Given information.
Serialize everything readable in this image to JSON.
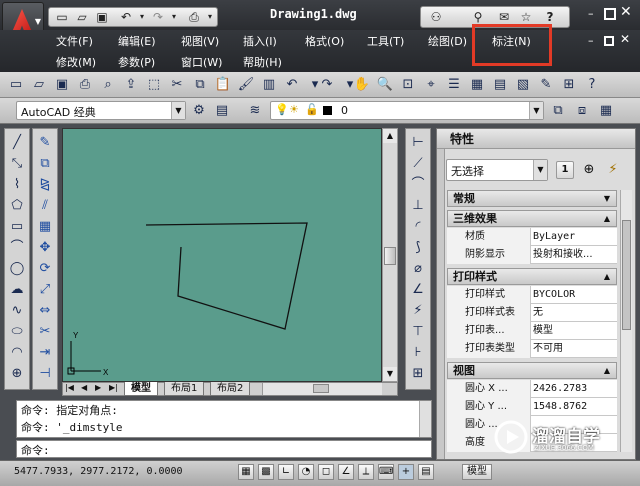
{
  "title": "Drawing1.dwg",
  "menu_row1": [
    "文件(F)",
    "编辑(E)",
    "视图(V)",
    "插入(I)",
    "格式(O)",
    "工具(T)",
    "绘图(D)",
    "标注(N)"
  ],
  "menu_row2": [
    "修改(M)",
    "参数(P)",
    "窗口(W)",
    "帮助(H)"
  ],
  "highlight_color": "#e23a26",
  "workspace": "AutoCAD 经典",
  "layer": "0",
  "layout_tabs": [
    "模型",
    "布局1",
    "布局2"
  ],
  "commands": [
    "命令: 指定对角点:",
    "命令: '_dimstyle"
  ],
  "command_prompt": "命令:",
  "coords": "5477.7933, 2977.2172, 0.0000",
  "status_model": "模型",
  "properties": {
    "title": "特性",
    "selection": "无选择",
    "sections": {
      "general": "常规",
      "three_d": "三维效果",
      "plot": "打印样式",
      "view": "视图"
    },
    "three_d_rows": [
      {
        "key": "材质",
        "value": "ByLayer"
      },
      {
        "key": "阴影显示",
        "value": "投射和接收..."
      }
    ],
    "plot_rows": [
      {
        "key": "打印样式",
        "value": "BYCOLOR"
      },
      {
        "key": "打印样式表",
        "value": "无"
      },
      {
        "key": "打印表...",
        "value": "模型"
      },
      {
        "key": "打印表类型",
        "value": "不可用"
      }
    ],
    "view_rows": [
      {
        "key": "圆心 X ...",
        "value": "2426.2783"
      },
      {
        "key": "圆心 Y ...",
        "value": "1548.8762"
      },
      {
        "key": "圆心 ...",
        "value": ""
      },
      {
        "key": "高度",
        "value": ""
      }
    ]
  },
  "watermark": {
    "brand": "溜溜自学",
    "url": "ZIXUE.3066.COM"
  }
}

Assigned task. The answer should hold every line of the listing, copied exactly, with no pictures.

Written answer.
Serialize everything readable in this image to JSON.
{
  "title": "Drawing1.dwg",
  "menu_row1": [
    "文件(F)",
    "编辑(E)",
    "视图(V)",
    "插入(I)",
    "格式(O)",
    "工具(T)",
    "绘图(D)",
    "标注(N)"
  ],
  "menu_row2": [
    "修改(M)",
    "参数(P)",
    "窗口(W)",
    "帮助(H)"
  ],
  "highlight_color": "#e23a26",
  "workspace": "AutoCAD 经典",
  "layer": "0",
  "layout_tabs": [
    "模型",
    "布局1",
    "布局2"
  ],
  "commands": [
    "命令: 指定对角点:",
    "命令: '_dimstyle"
  ],
  "command_prompt": "命令:",
  "coords": "5477.7933, 2977.2172, 0.0000",
  "status_model": "模型",
  "properties": {
    "title": "特性",
    "selection": "无选择",
    "sections": {
      "general": "常规",
      "three_d": "三维效果",
      "plot": "打印样式",
      "view": "视图"
    },
    "three_d_rows": [
      {
        "key": "材质",
        "value": "ByLayer"
      },
      {
        "key": "阴影显示",
        "value": "投射和接收..."
      }
    ],
    "plot_rows": [
      {
        "key": "打印样式",
        "value": "BYCOLOR"
      },
      {
        "key": "打印样式表",
        "value": "无"
      },
      {
        "key": "打印表...",
        "value": "模型"
      },
      {
        "key": "打印表类型",
        "value": "不可用"
      }
    ],
    "view_rows": [
      {
        "key": "圆心 X ...",
        "value": "2426.2783"
      },
      {
        "key": "圆心 Y ...",
        "value": "1548.8762"
      },
      {
        "key": "圆心 ...",
        "value": ""
      },
      {
        "key": "高度",
        "value": ""
      }
    ]
  },
  "watermark": {
    "brand": "溜溜自学",
    "url": "ZIXUE.3066.COM"
  }
}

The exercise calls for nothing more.